“Mr. Corrao, I don’t know if you have other issues. I don’t know who does that, I really don’t. I don’t relate to that on any level,” the judge said before ordering him to Hillborough County Jail to be held on a felony count of aggravated cruelty to animals.
“Pinky loved to dance for our guests,” said the park spokesperson at the time.
“Her keepers say that this is not a trained behavior, but a natural behavior she loved to show off,” the spokesperson continued. “Flamingos are filter feeders, using their beaks to strain tasty morsels out of the water around them as they wade. To stir up the tastiest treats, flamingos will stamp their webbed feet. Pinky often performed this toe-tapping behavior out of the water for guests.”

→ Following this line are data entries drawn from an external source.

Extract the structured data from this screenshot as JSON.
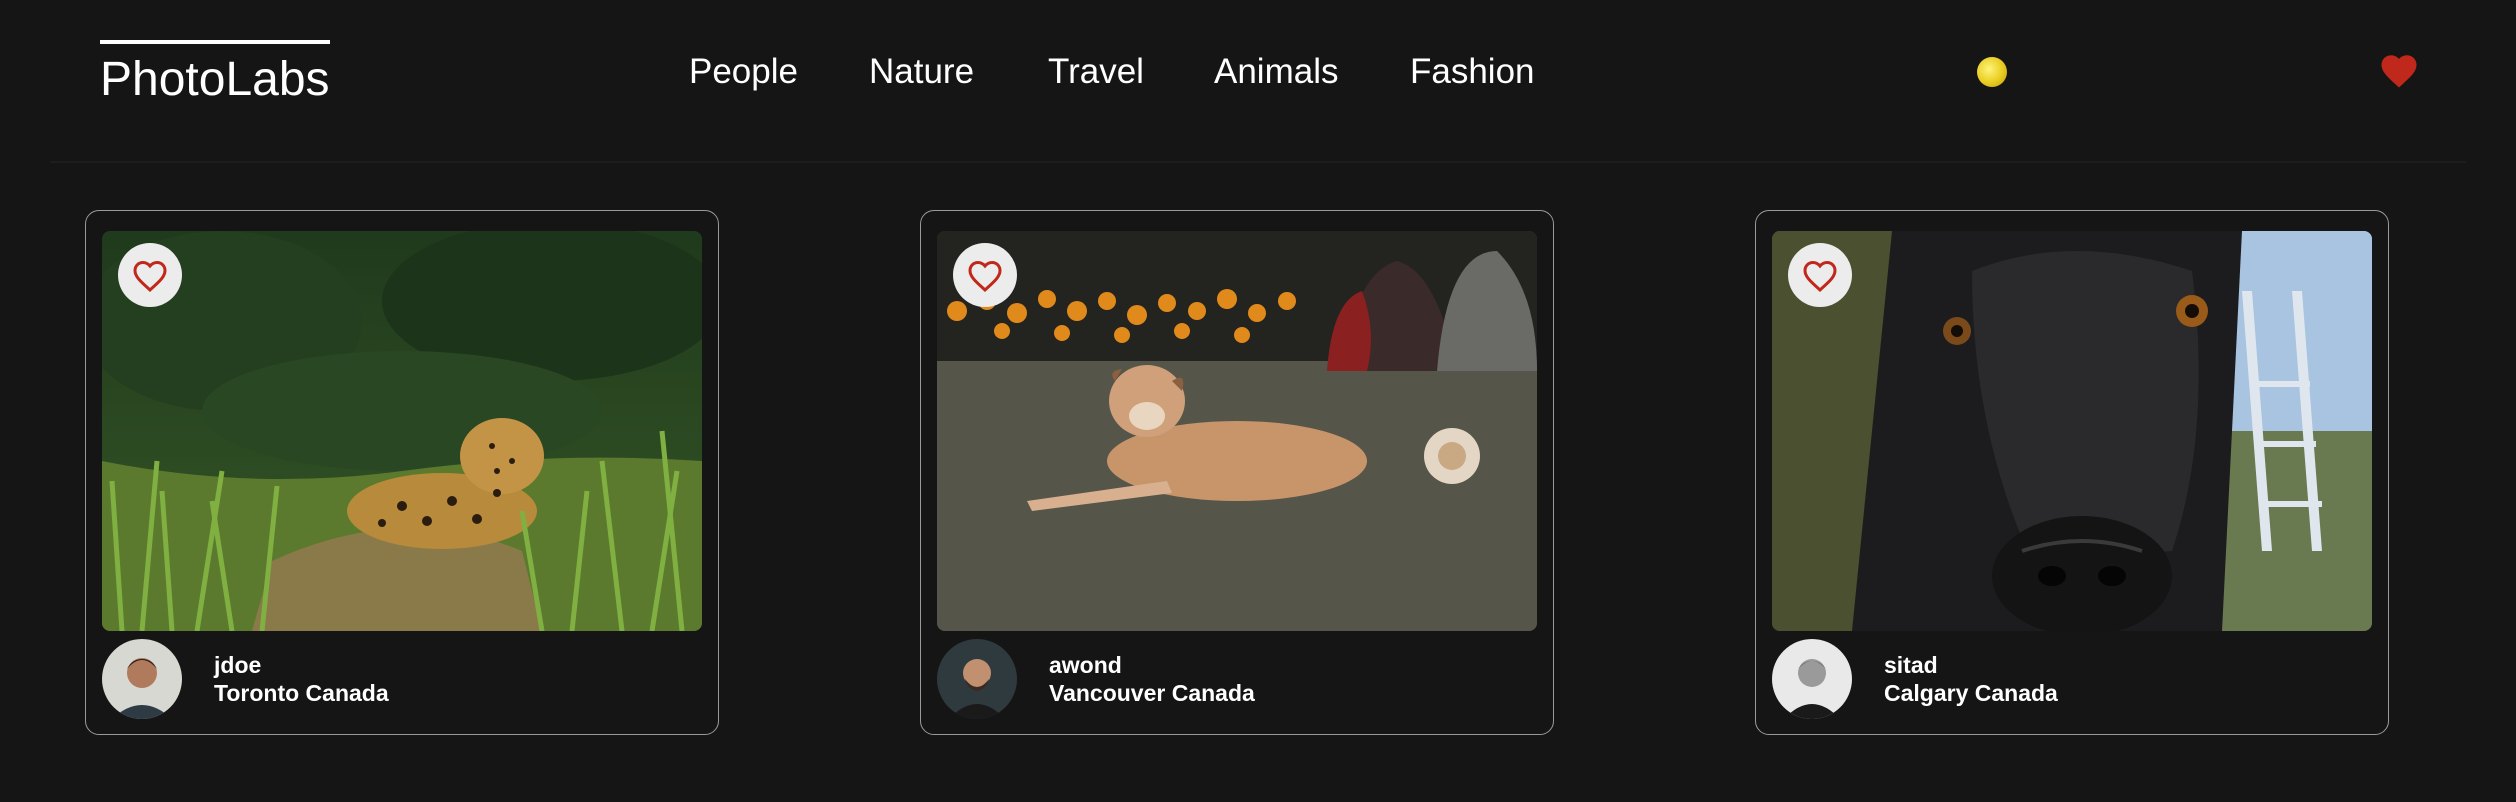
{
  "app": {
    "logo": "PhotoLabs"
  },
  "nav": {
    "items": [
      "People",
      "Nature",
      "Travel",
      "Animals",
      "Fashion"
    ]
  },
  "header": {
    "notification_icon": "light-bulb-icon",
    "favorites_icon": "heart-icon",
    "favorites_color": "#c0281c"
  },
  "photos": [
    {
      "username": "jdoe",
      "location": "Toronto Canada",
      "subject": "jaguar-in-grass"
    },
    {
      "username": "awond",
      "location": "Vancouver Canada",
      "subject": "dog-lying-on-grass"
    },
    {
      "username": "sitad",
      "location": "Calgary Canada",
      "subject": "black-dog-closeup"
    }
  ],
  "colors": {
    "background": "#151515",
    "accent": "#c0281c",
    "bulb": "#e9cc1f"
  }
}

According to the Tampa Bay Times report, Corrao was deemed incompetent to stand trial after being examined by two psychologists, who found he suffered from mental health issues including schizophrenia.
Corrao was declared competent in March, after being told to undergo “in-home competency restoration training,” avoid alcohol and take medication, the outlet reported. The prosecution then continued moving forward on Corrao’s case, and a court date was set for August.
After Corrao’s death, however, prosecutors filed a formal notice dropping the criminal charge against him.